Mairi MacInnes was born in 1925 in County Durham and educated in Yorkshire and at Somerville College, Oxford. In 1954 she married the American scholar and writer John McCormick and went to live with him in West Berlin, then an enclave in Communist East Germany, and from 1959 to 1988 in America, except for years in Mexico and Spain. She and her husband now live in York, England. Widowed in 2010, she now lives in York, England.
Awards and Fellowships
Doctor of the University of York (D.Univ.) honoris causa
National Endowment in the Arts Fellowship
New Jersey Arts Fellowship
Ingram-Merrill Foundation Fellowship
Witter Brynner Fellowship
Isn’t social media wonderful? Everyone can get excited together. New Two Rivers Press poet, David Attwooll’s collection The Sound Ladder will be published April 2015 but already friends and loved ones are getting excited. Jenny Lewis has posted the following generous plug on Facebook:
“Terrific news to announce that David Attwooll‘s first collection,The Sound Ladder, will be published by Two Rivers Press in 2015 with art work by Andrew Walton Many congratulations, David and Andy, this will be a stunning debut, intelligent, curious, sharp, lyrical, wide-reaching, humane and infused with the excitement and pleasure with which this poet (drummer and jazz fan) seems to respond to life generally.”
When: Friday 19 December; Doors open at 8pm, poetry begins at 8.30pm
Where: South Street Arts Centre, 21 South Street, Reading, RG1 4QU
Cost: Tickets £5, £4 readers
Writer, comedian and champion of all things poetical, A.F Harrold comperes Reading’s longest running and best loved poetry platform. Every month the night is made up of an open mic section welcoming anyone to read their work in a friendly atmosphere and a full reading by some of the country’s finest poets.
This month’s guests are…Susan Utting, Claire Dyer & Lesley Saunders.
From November 20th to December 20th, 2014 we coupled up books into special bundles and applied a 20% discount in honour of Two Rivers Press 20 years in Reading.
Searching for something perfect a colleague, friends, family for Christmas? Consider this….

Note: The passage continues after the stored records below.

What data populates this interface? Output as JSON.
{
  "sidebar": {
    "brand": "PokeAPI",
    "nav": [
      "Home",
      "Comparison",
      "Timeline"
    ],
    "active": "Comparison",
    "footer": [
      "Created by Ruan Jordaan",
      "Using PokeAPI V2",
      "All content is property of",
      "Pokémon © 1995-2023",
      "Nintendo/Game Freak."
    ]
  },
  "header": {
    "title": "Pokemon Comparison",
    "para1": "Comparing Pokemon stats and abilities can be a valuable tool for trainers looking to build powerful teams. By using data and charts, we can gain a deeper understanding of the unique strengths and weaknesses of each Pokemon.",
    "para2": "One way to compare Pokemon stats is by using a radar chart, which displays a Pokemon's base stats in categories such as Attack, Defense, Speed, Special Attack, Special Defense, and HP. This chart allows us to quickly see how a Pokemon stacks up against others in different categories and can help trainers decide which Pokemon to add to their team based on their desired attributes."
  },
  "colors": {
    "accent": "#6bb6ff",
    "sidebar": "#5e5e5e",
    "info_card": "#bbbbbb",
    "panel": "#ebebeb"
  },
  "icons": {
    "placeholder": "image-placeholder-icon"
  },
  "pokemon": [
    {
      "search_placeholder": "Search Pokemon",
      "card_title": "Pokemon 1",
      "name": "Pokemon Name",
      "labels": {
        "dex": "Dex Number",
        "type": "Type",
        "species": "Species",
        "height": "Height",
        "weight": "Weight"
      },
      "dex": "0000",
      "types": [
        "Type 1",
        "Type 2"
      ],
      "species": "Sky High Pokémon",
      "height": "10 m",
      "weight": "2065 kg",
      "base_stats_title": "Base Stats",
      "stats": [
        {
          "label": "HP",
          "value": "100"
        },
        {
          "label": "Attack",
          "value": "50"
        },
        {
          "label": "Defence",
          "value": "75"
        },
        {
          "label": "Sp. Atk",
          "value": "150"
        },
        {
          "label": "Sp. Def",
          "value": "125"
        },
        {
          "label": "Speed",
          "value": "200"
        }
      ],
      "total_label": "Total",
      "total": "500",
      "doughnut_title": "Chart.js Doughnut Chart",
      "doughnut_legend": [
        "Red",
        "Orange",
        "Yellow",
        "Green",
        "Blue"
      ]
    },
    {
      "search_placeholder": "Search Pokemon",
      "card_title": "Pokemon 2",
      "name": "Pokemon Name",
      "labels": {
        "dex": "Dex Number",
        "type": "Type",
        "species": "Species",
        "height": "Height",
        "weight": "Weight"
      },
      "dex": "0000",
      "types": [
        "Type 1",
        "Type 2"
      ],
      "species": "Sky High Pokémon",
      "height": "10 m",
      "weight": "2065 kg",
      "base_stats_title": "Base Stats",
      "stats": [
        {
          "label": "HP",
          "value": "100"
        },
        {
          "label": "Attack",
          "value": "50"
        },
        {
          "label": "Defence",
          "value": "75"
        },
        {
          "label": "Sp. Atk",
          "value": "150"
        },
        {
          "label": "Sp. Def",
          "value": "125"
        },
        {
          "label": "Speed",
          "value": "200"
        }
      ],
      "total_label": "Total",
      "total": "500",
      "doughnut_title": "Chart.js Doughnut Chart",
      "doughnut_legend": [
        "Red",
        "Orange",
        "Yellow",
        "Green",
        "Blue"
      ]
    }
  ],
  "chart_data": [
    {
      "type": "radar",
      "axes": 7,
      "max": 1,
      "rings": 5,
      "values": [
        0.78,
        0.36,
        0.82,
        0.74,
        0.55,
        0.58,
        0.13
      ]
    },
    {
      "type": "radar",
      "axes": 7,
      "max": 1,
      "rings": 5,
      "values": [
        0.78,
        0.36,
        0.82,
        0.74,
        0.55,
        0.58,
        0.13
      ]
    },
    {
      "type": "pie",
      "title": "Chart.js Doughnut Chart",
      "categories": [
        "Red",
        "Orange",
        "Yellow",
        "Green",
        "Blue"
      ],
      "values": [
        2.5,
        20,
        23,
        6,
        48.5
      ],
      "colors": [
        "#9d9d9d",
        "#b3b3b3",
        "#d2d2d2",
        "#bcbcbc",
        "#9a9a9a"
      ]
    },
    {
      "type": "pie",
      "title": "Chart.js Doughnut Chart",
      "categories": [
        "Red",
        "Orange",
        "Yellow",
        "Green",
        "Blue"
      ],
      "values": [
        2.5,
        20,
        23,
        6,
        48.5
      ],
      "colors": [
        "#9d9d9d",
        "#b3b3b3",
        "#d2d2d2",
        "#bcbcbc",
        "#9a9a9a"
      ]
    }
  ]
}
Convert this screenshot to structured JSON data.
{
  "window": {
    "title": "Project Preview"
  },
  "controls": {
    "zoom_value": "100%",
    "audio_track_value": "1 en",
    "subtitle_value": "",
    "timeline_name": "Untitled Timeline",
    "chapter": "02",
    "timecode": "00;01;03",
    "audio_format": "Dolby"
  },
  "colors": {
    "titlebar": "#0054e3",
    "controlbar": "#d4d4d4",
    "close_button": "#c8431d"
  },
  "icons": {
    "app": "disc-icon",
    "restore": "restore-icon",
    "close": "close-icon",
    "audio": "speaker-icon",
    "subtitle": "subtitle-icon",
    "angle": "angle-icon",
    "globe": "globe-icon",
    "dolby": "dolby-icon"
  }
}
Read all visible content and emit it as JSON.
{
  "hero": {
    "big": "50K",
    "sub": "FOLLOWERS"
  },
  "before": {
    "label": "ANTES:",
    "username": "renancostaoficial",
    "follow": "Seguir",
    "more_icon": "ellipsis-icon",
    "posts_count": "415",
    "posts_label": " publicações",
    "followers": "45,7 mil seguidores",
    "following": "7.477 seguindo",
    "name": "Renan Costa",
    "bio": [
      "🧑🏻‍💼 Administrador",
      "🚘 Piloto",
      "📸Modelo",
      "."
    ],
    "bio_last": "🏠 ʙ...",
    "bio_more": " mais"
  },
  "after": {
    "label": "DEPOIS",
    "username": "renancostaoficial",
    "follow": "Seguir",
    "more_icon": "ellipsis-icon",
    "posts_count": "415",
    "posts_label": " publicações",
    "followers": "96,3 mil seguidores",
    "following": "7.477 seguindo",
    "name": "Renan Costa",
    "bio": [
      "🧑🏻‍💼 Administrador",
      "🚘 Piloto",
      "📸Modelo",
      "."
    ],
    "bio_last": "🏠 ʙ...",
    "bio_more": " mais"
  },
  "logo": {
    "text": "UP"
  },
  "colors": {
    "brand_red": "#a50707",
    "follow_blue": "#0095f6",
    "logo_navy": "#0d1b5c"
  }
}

Follow a link to one of the books in the gift combo of your choice and click on the gift combo to place your order for both books.
Come one! Come all! The Reading Poetry Festival takes place this weekend!
Reading Poetry Festival 2014 will bring together many of the most exciting talents in contemporary UK poetry, with a strong emphasis on local writers and presses and on young and emerging poets. Among the weekend’s readings, lectures and conversations will be themed events on War Poetry, on two poets born a century ago, John Berryman and Dylan Thomas, and one who died a decade ago, Michael Donaghy.
Two Rivers Press poets will be there: Peter Robinson, Gill Learner, Jane Draycott, Adrian Blamires and A.F. Harrald. Book your ticket to attend our special event, “Writing War: The Arts of Peace” on Sunday, 9 November 2014.
For a list of events on each day of the festival, please visit the festival website.
On Remembrance Sunday, join us for readings from First World War poetry and from The Arts of Peace: An Anthology of Poems, edited by Adrian Blamires and Peter Robinson.
This gathering of newly composed poems addresses peace and war from an unusually varied range of angles.
For the festival’s finale, contributors to the anthology will read their own work and their choice of poems associated with World War One, introduced by Adrian Blamires: Adrian Blamires and Peter Robinson, co-editors of The Arts of Peace, with Conor Carville, Jane Draycott, Gill Learner, Lesley Saunders and Matthew Sperling.
Where: Lecture Theatre, London Road campus
Cost: £8 / £4 concessions
Where: 24 New Road, Reading, Berkshire UK